With His first Word from the Cross, Our Lord Jesus Christ prayed “Father, forgive them for they know not what they do”. Thus, He begins His crucifixion emphasizing the merciful aspect of God, our Heavenly Father. In the second Word, He rewarded Dismas, the repentant thief. Then, with the third Word, He entrusted His Mother to John, and thus to us, and entrusts us to her. We take note that this Word alone binds every follower of Christ to defend the honor of the most Blessed Virgin Mary. Think for yourselves the dismal situation today, in this bitter passion of the Church.
After these first three Words, comes the fourth, which breaks upon us like a storm at dawn, when the sun’s light is withdrawn and the lightning illumines the torrents of rain and the wind-whipped trees.
“My God, my God, why hast Thou forsaken me?”
At this very hour, at this very Word, the darkness of the eclipse began to ease.

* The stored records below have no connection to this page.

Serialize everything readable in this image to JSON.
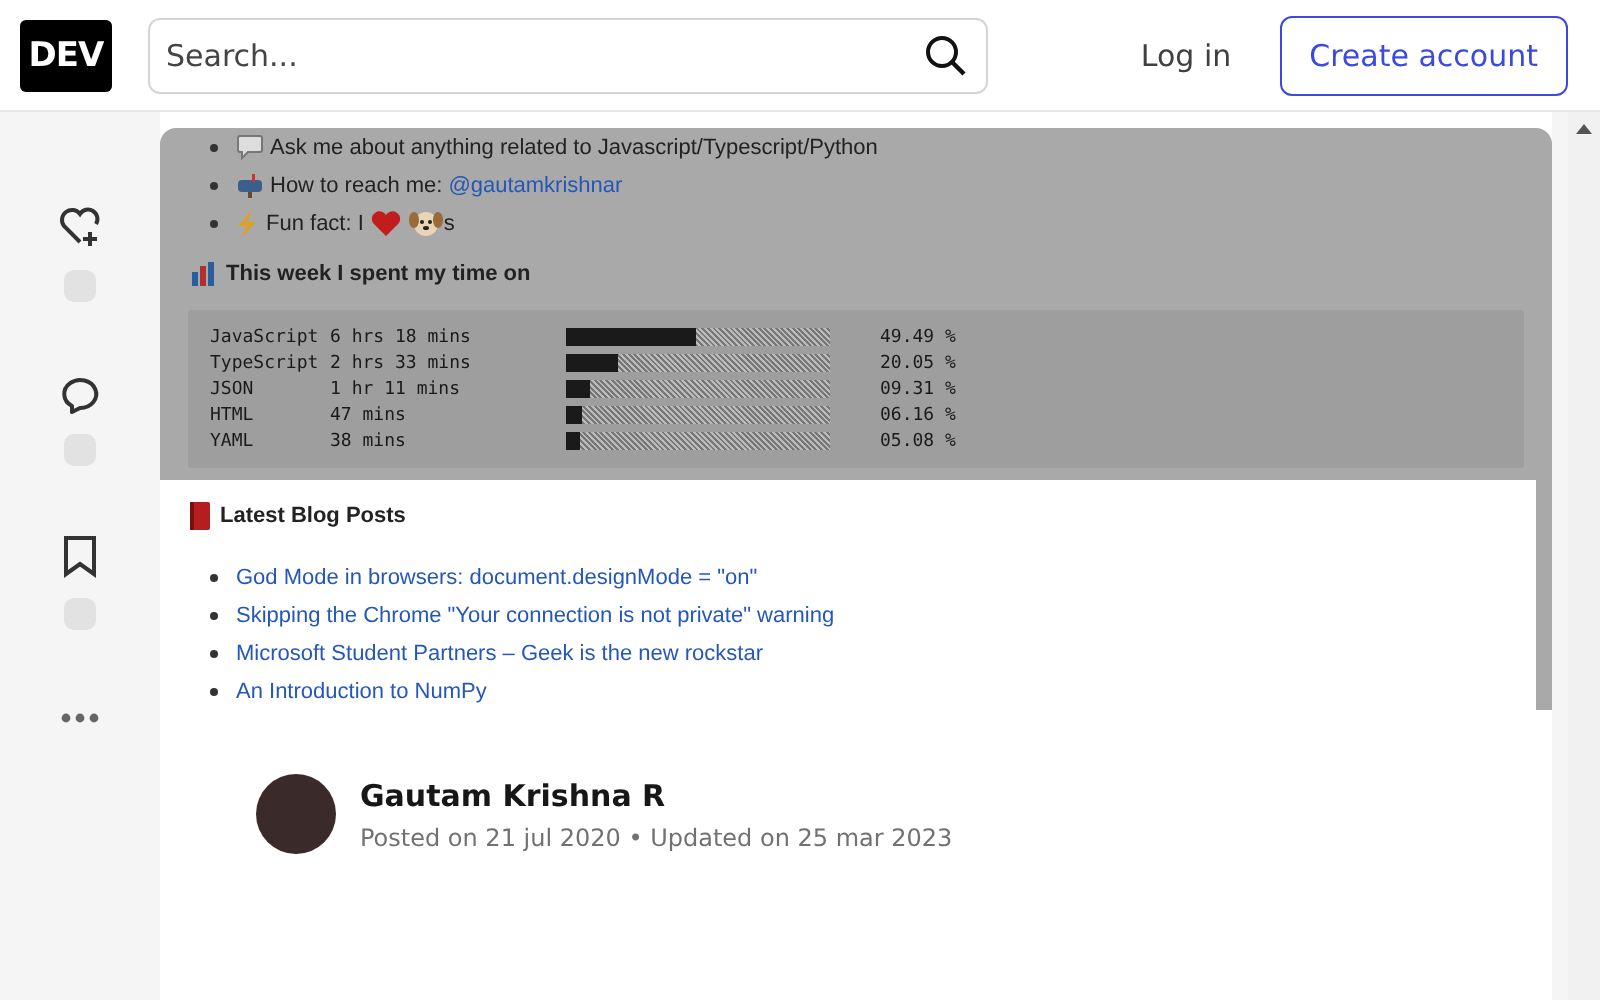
{
  "header": {
    "logo": "DEV",
    "search": {
      "placeholder": "Search..."
    },
    "login": "Log in",
    "create_account": "Create account"
  },
  "cover": {
    "bullets": [
      {
        "kind": "speech",
        "parts": [
          "Ask me about anything related to Javascript/Typescript/Python"
        ]
      },
      {
        "kind": "mailbox",
        "parts": [
          "How to reach me:"
        ],
        "link": "@gautamkrishnar"
      },
      {
        "kind": "lightning",
        "parts": [
          "Fun fact: I",
          "s"
        ]
      }
    ],
    "stats_heading": "This week I spent my time on",
    "stats": [
      {
        "name": "JavaScript",
        "time": "6 hrs 18 mins",
        "level": 0.4949,
        "percent": "49.49 %"
      },
      {
        "name": "TypeScript",
        "time": "2 hrs 33 mins",
        "level": 0.2005,
        "percent": "20.05 %"
      },
      {
        "name": "JSON",
        "time": "1 hr 11 mins",
        "level": 0.0931,
        "percent": "09.31 %"
      },
      {
        "name": "HTML",
        "time": "47 mins",
        "level": 0.0616,
        "percent": "06.16 %"
      },
      {
        "name": "YAML",
        "time": "38 mins",
        "level": 0.0508,
        "percent": "05.08 %"
      }
    ],
    "blog_heading": "Latest Blog Posts",
    "blog_posts": [
      "God Mode in browsers: document.designMode = \"on\"",
      "Skipping the Chrome \"Your connection is not private\" warning",
      "Microsoft Student Partners – Geek is the new rockstar",
      "An Introduction to NumPy"
    ]
  },
  "author": {
    "name": "Gautam Krishna R",
    "dates": "Posted on 21 jul 2020 • Updated on 25 mar 2023"
  }
}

In Father Groenings’ words, it “marked a turning point in which error’s shadow was to recede before truth, and the day of salvation was to begin.

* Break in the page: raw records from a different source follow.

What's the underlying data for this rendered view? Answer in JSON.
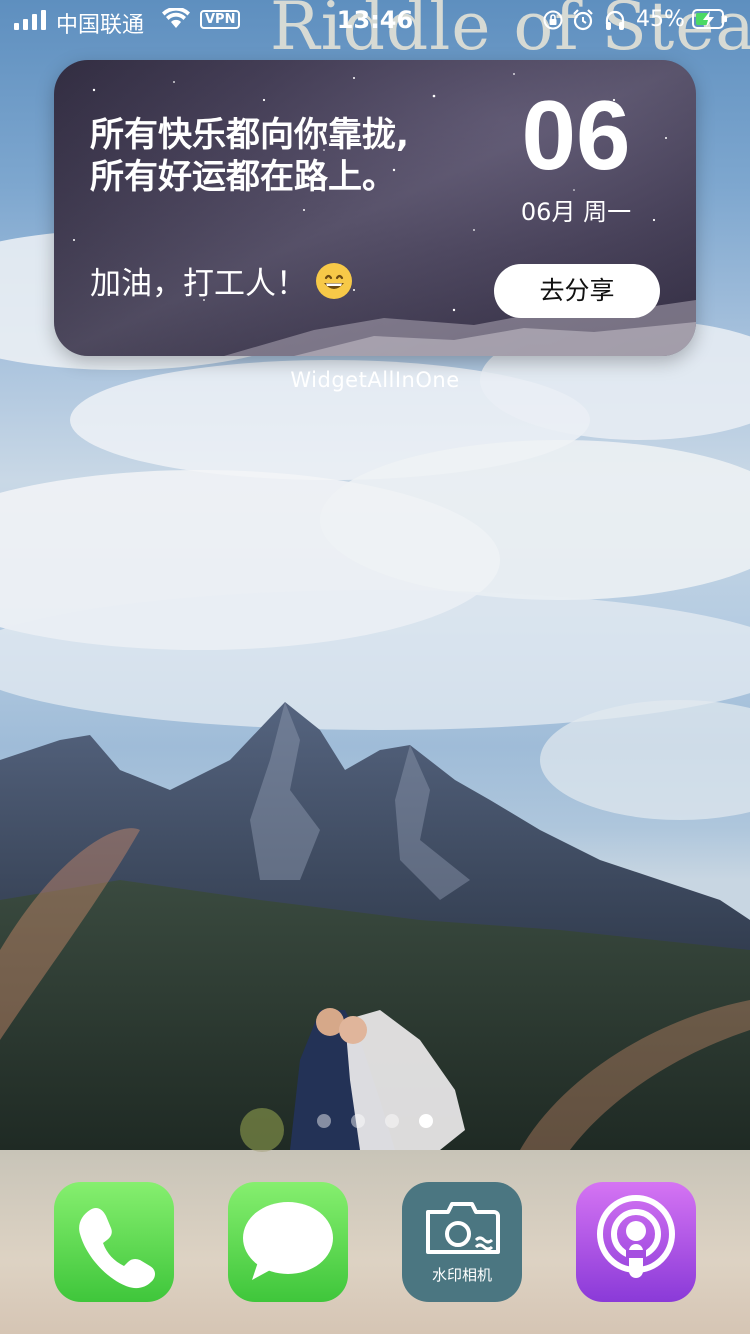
{
  "status_bar": {
    "carrier": "中国联通",
    "vpn_label": "VPN",
    "time": "13:46",
    "battery_percent": "45%",
    "icons": [
      "signal-icon",
      "wifi-icon",
      "rotation-lock-icon",
      "alarm-icon",
      "headphones-icon",
      "battery-charging-icon"
    ]
  },
  "wallpaper": {
    "overlay_text": "Riddle of Stea"
  },
  "widget": {
    "quote_line1": "所有快乐都向你靠拢,",
    "quote_line2": "所有好运都在路上。",
    "cheer_text": "加油，打工人！",
    "emoji_icon": "grinning-face-icon",
    "day": "06",
    "date_text": "06月 周一",
    "share_button": "去分享",
    "caption": "WidgetAllInOne"
  },
  "page_indicator": {
    "count": 4,
    "active_index": 3
  },
  "dock": {
    "apps": [
      {
        "name": "phone",
        "icon": "phone-icon"
      },
      {
        "name": "messages",
        "icon": "message-bubble-icon"
      },
      {
        "name": "watermark-camera",
        "icon": "camera-icon",
        "label": "水印相机"
      },
      {
        "name": "podcasts",
        "icon": "podcasts-icon"
      }
    ]
  }
}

My God, my God, why hast Thou forsaken me?
How are we to understand such a complaint? Is Christ doubting His Father? Modernists have implied such. What is the truth?
In the first place, we note that while His first Word from the Cross was from the Son of God to His Father, this fourth Word is from Christ the Son of Man to God. Again, we turn to Father Groenings:
The abandonment by God of Christ’s human nature was not a separation of the latter from the second Person of God. For the union of the second Person of the Godhead with Christ’s human nature was and is inseparable. If this union had been dissolved at the death of Christ, then not God, but a mere man would have died for us, and our redemption would not be accomplished.
Neither was the abandonment by God of the human nature in Christ a withdrawal of grace. On the contrary, the plenitude of grace at all times existing in Christ effected that fortitude which bore Him up on the cross as it had done in the Garden of Olives. The abandonment, finally, did not consist in depriving the soul of Christ for a time of the direct vision of God. Christ rather complained, not only that God refused to preserve His human nature from impending death, but also that He abandoned it to suffering without the least solace whatever.
For His human nature might have been relieved in a twofold way;
First, through a direct action on all that contributed to make it suffer: sparing Him the sensible pain of the thorns, the nails and the scourges, and the interior pain of the mockery and humiliations of the crucifixion.
Secondly, God could have filled the soul of Christ with such consolation that He would not have felt external pain. This was done for many of the martyrs, who rejoiced even as they endured torture for Christ.
However, nothing of the kind happened, On the contrary, God abandoned the soul of Christ to repugnance, to fear, to sadness and to the excruciating knowledge that His Passion would be useless to so many human beings. God even allowed Satan whose hour was at hand, to use this time of sufferings to cruelly torture the Soul of Christ. Indeed, the only assistance God gave was to allow Christ’s human nature the strength to sustain it in order to prolong His suffering.
This was the object and the cause of Christ’s plaintive reproach. And we know that Christ gave the full consent of His Will to this abandonment.